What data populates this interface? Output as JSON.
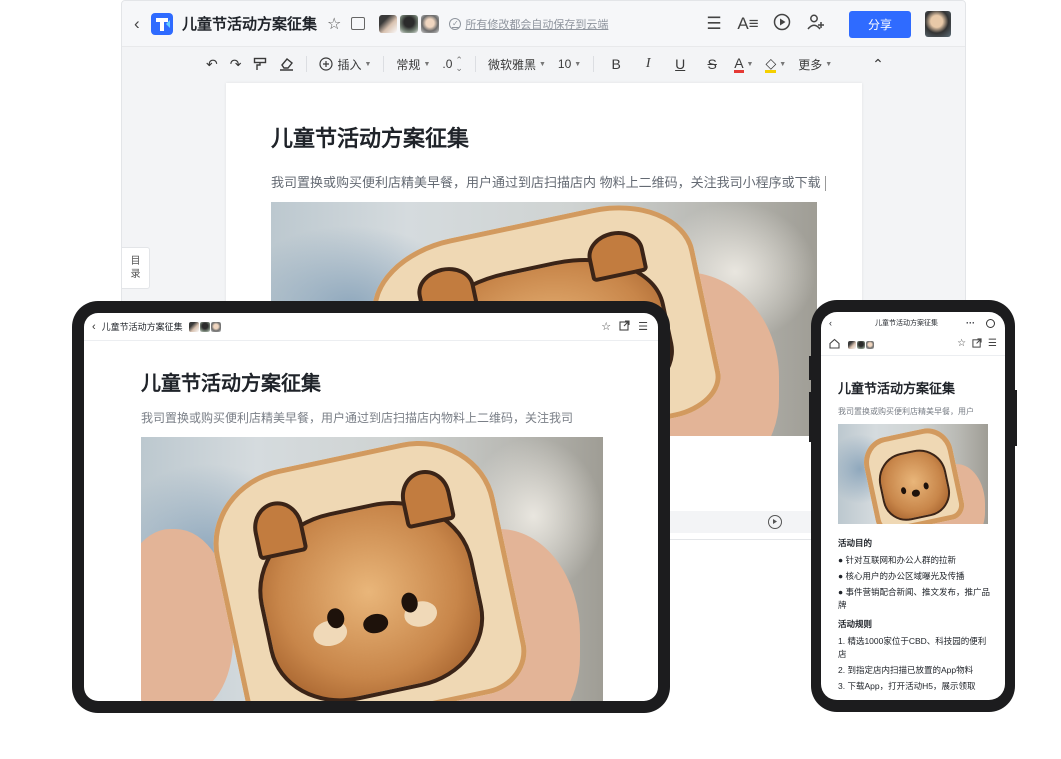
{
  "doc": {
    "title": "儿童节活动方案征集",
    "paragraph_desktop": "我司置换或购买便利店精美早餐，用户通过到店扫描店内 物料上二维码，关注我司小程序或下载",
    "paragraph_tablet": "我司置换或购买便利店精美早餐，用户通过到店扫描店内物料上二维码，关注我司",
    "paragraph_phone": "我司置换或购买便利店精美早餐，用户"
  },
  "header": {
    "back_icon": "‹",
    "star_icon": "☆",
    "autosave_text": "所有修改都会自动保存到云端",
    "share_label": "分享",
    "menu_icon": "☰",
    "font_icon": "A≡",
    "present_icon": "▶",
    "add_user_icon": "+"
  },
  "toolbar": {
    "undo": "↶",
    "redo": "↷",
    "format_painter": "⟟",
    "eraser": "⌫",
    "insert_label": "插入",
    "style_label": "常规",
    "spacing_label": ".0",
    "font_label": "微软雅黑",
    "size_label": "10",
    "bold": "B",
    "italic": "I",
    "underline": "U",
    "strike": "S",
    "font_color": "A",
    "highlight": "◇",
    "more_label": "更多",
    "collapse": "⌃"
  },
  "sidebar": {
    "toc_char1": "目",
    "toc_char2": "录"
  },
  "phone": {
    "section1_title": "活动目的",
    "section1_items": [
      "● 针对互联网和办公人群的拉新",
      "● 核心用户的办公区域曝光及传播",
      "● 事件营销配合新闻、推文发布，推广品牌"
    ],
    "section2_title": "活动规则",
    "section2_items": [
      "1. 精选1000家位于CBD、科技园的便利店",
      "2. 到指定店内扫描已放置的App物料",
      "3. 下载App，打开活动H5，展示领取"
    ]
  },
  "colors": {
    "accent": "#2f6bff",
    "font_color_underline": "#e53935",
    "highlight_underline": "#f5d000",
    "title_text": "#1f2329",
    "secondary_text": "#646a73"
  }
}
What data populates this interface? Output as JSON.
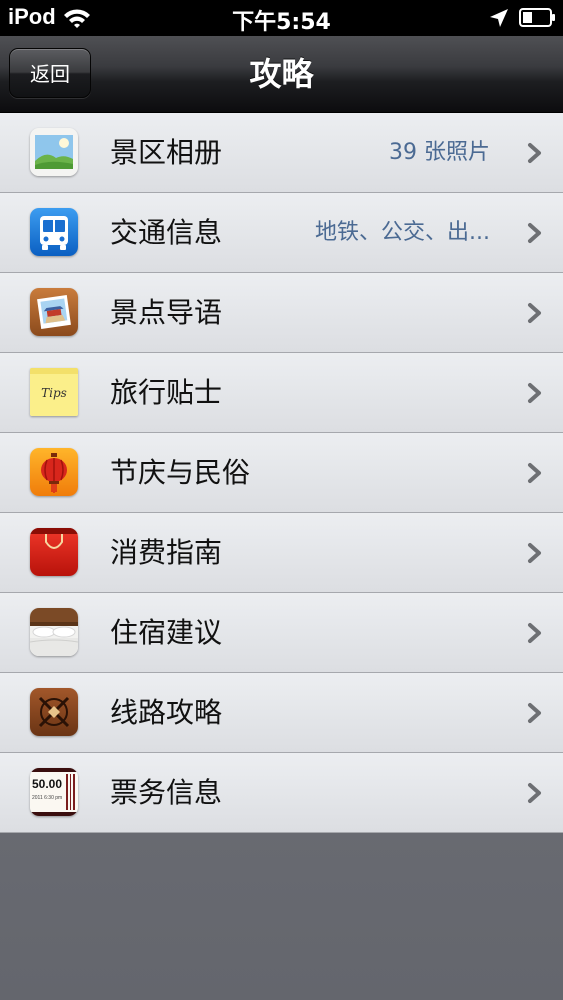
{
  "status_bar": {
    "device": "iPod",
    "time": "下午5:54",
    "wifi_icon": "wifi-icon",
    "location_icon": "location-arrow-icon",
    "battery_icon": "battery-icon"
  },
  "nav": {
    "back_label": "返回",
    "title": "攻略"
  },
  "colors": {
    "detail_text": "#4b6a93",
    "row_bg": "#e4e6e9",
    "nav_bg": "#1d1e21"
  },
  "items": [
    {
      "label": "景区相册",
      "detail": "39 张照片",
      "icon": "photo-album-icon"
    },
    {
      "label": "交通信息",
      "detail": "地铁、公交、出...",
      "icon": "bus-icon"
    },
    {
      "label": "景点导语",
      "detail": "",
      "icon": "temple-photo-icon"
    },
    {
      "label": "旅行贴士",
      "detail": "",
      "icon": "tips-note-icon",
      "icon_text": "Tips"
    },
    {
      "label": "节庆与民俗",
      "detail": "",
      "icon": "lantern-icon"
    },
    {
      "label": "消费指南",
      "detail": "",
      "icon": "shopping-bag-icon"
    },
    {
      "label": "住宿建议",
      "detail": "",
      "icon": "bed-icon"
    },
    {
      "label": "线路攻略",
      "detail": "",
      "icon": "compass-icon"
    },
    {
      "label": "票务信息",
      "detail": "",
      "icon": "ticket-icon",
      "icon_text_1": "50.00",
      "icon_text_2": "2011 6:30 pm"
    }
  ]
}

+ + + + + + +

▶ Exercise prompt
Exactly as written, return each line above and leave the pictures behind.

▶ Worked solution
What data populates this interface? Output as JSON.
{
  "doc": {
    "title": "儿童节活动方案征集",
    "paragraph_desktop": "我司置换或购买便利店精美早餐，用户通过到店扫描店内 物料上二维码，关注我司小程序或下载",
    "paragraph_tablet": "我司置换或购买便利店精美早餐，用户通过到店扫描店内物料上二维码，关注我司",
    "paragraph_phone": "我司置换或购买便利店精美早餐，用户"
  },
  "header": {
    "back_icon": "‹",
    "star_icon": "☆",
    "autosave_text": "所有修改都会自动保存到云端",
    "share_label": "分享",
    "menu_icon": "☰",
    "font_icon": "A≡",
    "present_icon": "▶",
    "add_user_icon": "+"
  },
  "toolbar": {
    "undo": "↶",
    "redo": "↷",
    "format_painter": "⟟",
    "eraser": "⌫",
    "insert_label": "插入",
    "style_label": "常规",
    "spacing_label": ".0",
    "font_label": "微软雅黑",
    "size_label": "10",
    "bold": "B",
    "italic": "I",
    "underline": "U",
    "strike": "S",
    "font_color": "A",
    "highlight": "◇",
    "more_label": "更多",
    "collapse": "⌃"
  },
  "sidebar": {
    "toc_char1": "目",
    "toc_char2": "录"
  },
  "phone": {
    "section1_title": "活动目的",
    "section1_items": [
      "● 针对互联网和办公人群的拉新",
      "● 核心用户的办公区域曝光及传播",
      "● 事件营销配合新闻、推文发布，推广品牌"
    ],
    "section2_title": "活动规则",
    "section2_items": [
      "1. 精选1000家位于CBD、科技园的便利店",
      "2. 到指定店内扫描已放置的App物料",
      "3. 下载App，打开活动H5，展示领取"
    ]
  },
  "colors": {
    "accent": "#2f6bff",
    "font_color_underline": "#e53935",
    "highlight_underline": "#f5d000",
    "title_text": "#1f2329",
    "secondary_text": "#646a73"
  }
}
What data populates this interface? Output as JSON.
{
  "status_bar": {
    "device": "iPod",
    "time": "下午5:54",
    "wifi_icon": "wifi-icon",
    "location_icon": "location-arrow-icon",
    "battery_icon": "battery-icon"
  },
  "nav": {
    "back_label": "返回",
    "title": "攻略"
  },
  "colors": {
    "detail_text": "#4b6a93",
    "row_bg": "#e4e6e9",
    "nav_bg": "#1d1e21"
  },
  "items": [
    {
      "label": "景区相册",
      "detail": "39 张照片",
      "icon": "photo-album-icon"
    },
    {
      "label": "交通信息",
      "detail": "地铁、公交、出...",
      "icon": "bus-icon"
    },
    {
      "label": "景点导语",
      "detail": "",
      "icon": "temple-photo-icon"
    },
    {
      "label": "旅行贴士",
      "detail": "",
      "icon": "tips-note-icon",
      "icon_text": "Tips"
    },
    {
      "label": "节庆与民俗",
      "detail": "",
      "icon": "lantern-icon"
    },
    {
      "label": "消费指南",
      "detail": "",
      "icon": "shopping-bag-icon"
    },
    {
      "label": "住宿建议",
      "detail": "",
      "icon": "bed-icon"
    },
    {
      "label": "线路攻略",
      "detail": "",
      "icon": "compass-icon"
    },
    {
      "label": "票务信息",
      "detail": "",
      "icon": "ticket-icon",
      "icon_text_1": "50.00",
      "icon_text_2": "2011 6:30 pm"
    }
  ]
}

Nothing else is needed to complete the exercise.